### About this task
Every line of the data below is to be given again as it appears, with the images removed.

### Records to use
= Beginning of Section =
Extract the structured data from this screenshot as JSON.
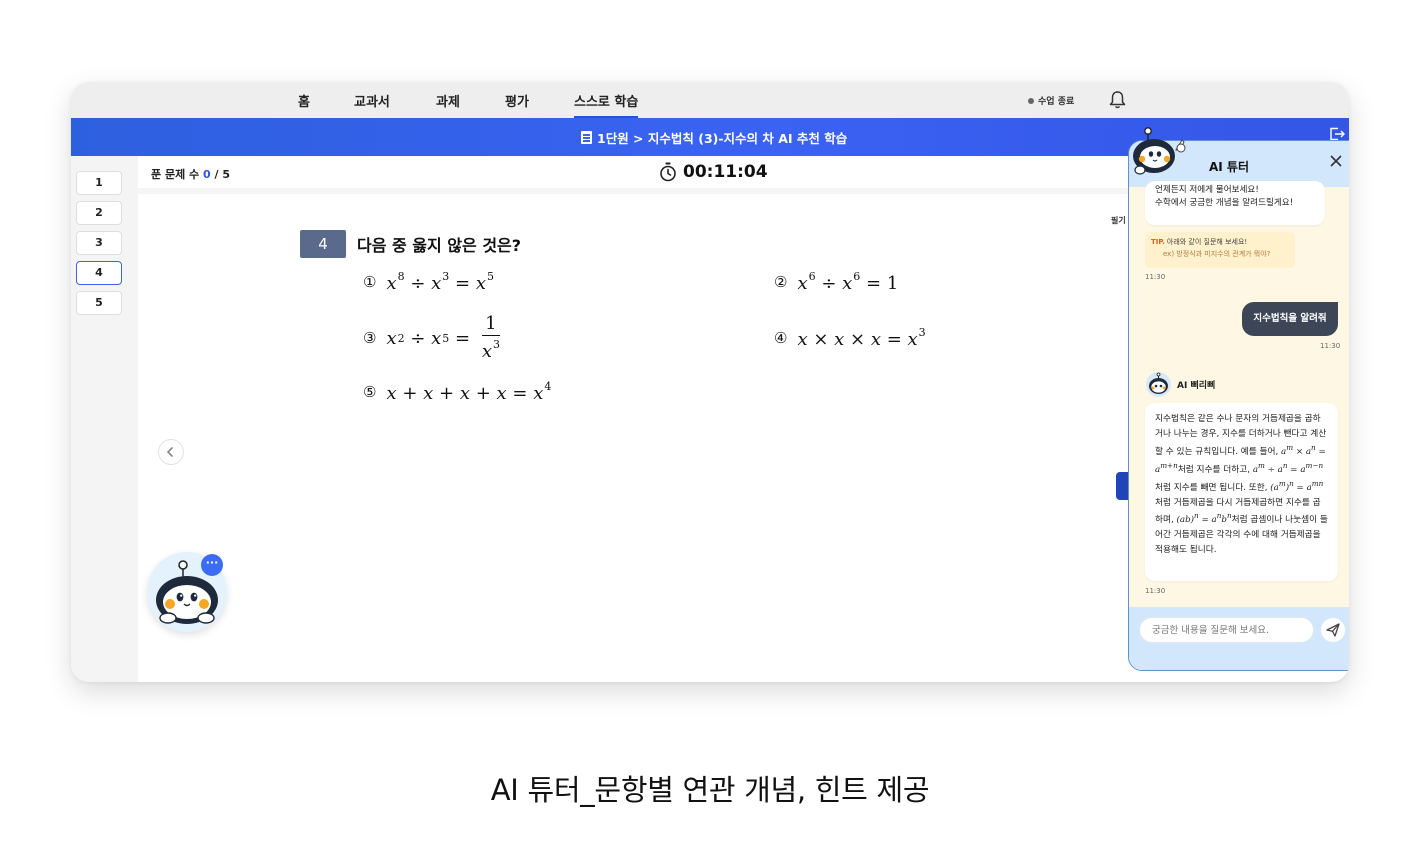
{
  "nav": {
    "items": [
      {
        "label": "홈"
      },
      {
        "label": "교과서"
      },
      {
        "label": "과제"
      },
      {
        "label": "평가"
      },
      {
        "label": "스스로 학습"
      }
    ],
    "active": "스스로 학습",
    "class_end": "수업 종료"
  },
  "breadcrumb": "1단원 > 지수법칙 (3)-지수의 차 AI 추천 학습",
  "sidebar": {
    "questions": [
      "1",
      "2",
      "3",
      "4",
      "5"
    ],
    "active": "4"
  },
  "progress": {
    "label": "푼 문제 수",
    "solved": "0",
    "total": "/ 5"
  },
  "timer": "00:11:04",
  "question": {
    "number": "4",
    "title": "다음 중 옳지 않은 것은?",
    "choice_marks": [
      "①",
      "②",
      "③",
      "④",
      "⑤"
    ]
  },
  "side_label": "필기",
  "tutor": {
    "title": "AI 튜터",
    "greeting_line1": "언제든지 저에게 물어보세요!",
    "greeting_line2": "수학에서 궁금한 개념을 알려드릴게요!",
    "tip_label": "TIP.",
    "tip_text": "아래와 같이 질문해 보세요!",
    "tip_example": "ex) 방정식과 미지수의 관계가 뭐야?",
    "time1": "11:30",
    "user_message": "지수법칙을 알려줘",
    "time2": "11:30",
    "bot_name": "AI 삐리삐",
    "answer_p1": "지수법칙은 같은 수나 문자의 거듭제곱을 곱하거나 나누는 경우, 지수를 더하거나 뺀다고 계산할 수 있는 규칙입니다. 예를 들어, ",
    "answer_p2": "처럼 지수를 더하고, ",
    "answer_p3": "처럼 지수를 빼면 됩니다. 또한, ",
    "answer_p4": "처럼 거듭제곱을 다시 거듭제곱하면 지수를 곱하며, ",
    "answer_p5": "처럼 곱셈이나 나눗셈이 들어간 거듭제곱은 각각의 수에 대해 거듭제곱을 적용해도 됩니다.",
    "time3": "11:30",
    "input_placeholder": "궁금한 내용을 질문해 보세요."
  },
  "caption": "AI 튜터_문항별 연관 개념, 힌트 제공",
  "colors": {
    "accent": "#3a62f3",
    "question_badge": "#5a6a8d",
    "tutor_header": "#d2e7fb",
    "tutor_body": "#fdf7e3"
  },
  "icons": [
    "bell-icon",
    "document-icon",
    "exit-icon",
    "timer-icon",
    "chevron-left-icon",
    "close-icon",
    "send-icon",
    "robot-mascot-icon",
    "more-icon"
  ]
}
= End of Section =
### Solution to this exercise
Extract the structured data from this screenshot as JSON.
{
  "nav": {
    "items": [
      {
        "label": "홈"
      },
      {
        "label": "교과서"
      },
      {
        "label": "과제"
      },
      {
        "label": "평가"
      },
      {
        "label": "스스로 학습"
      }
    ],
    "active": "스스로 학습",
    "class_end": "수업 종료"
  },
  "breadcrumb": "1단원 > 지수법칙 (3)-지수의 차 AI 추천 학습",
  "sidebar": {
    "questions": [
      "1",
      "2",
      "3",
      "4",
      "5"
    ],
    "active": "4"
  },
  "progress": {
    "label": "푼 문제 수",
    "solved": "0",
    "total": "/ 5"
  },
  "timer": "00:11:04",
  "question": {
    "number": "4",
    "title": "다음 중 옳지 않은 것은?",
    "choice_marks": [
      "①",
      "②",
      "③",
      "④",
      "⑤"
    ]
  },
  "side_label": "필기",
  "tutor": {
    "title": "AI 튜터",
    "greeting_line1": "언제든지 저에게 물어보세요!",
    "greeting_line2": "수학에서 궁금한 개념을 알려드릴게요!",
    "tip_label": "TIP.",
    "tip_text": "아래와 같이 질문해 보세요!",
    "tip_example": "ex) 방정식과 미지수의 관계가 뭐야?",
    "time1": "11:30",
    "user_message": "지수법칙을 알려줘",
    "time2": "11:30",
    "bot_name": "AI 삐리삐",
    "answer_p1": "지수법칙은 같은 수나 문자의 거듭제곱을 곱하거나 나누는 경우, 지수를 더하거나 뺀다고 계산할 수 있는 규칙입니다. 예를 들어, ",
    "answer_p2": "처럼 지수를 더하고, ",
    "answer_p3": "처럼 지수를 빼면 됩니다. 또한, ",
    "answer_p4": "처럼 거듭제곱을 다시 거듭제곱하면 지수를 곱하며, ",
    "answer_p5": "처럼 곱셈이나 나눗셈이 들어간 거듭제곱은 각각의 수에 대해 거듭제곱을 적용해도 됩니다.",
    "time3": "11:30",
    "input_placeholder": "궁금한 내용을 질문해 보세요."
  },
  "caption": "AI 튜터_문항별 연관 개념, 힌트 제공",
  "colors": {
    "accent": "#3a62f3",
    "question_badge": "#5a6a8d",
    "tutor_header": "#d2e7fb",
    "tutor_body": "#fdf7e3"
  },
  "icons": [
    "bell-icon",
    "document-icon",
    "exit-icon",
    "timer-icon",
    "chevron-left-icon",
    "close-icon",
    "send-icon",
    "robot-mascot-icon",
    "more-icon"
  ]
}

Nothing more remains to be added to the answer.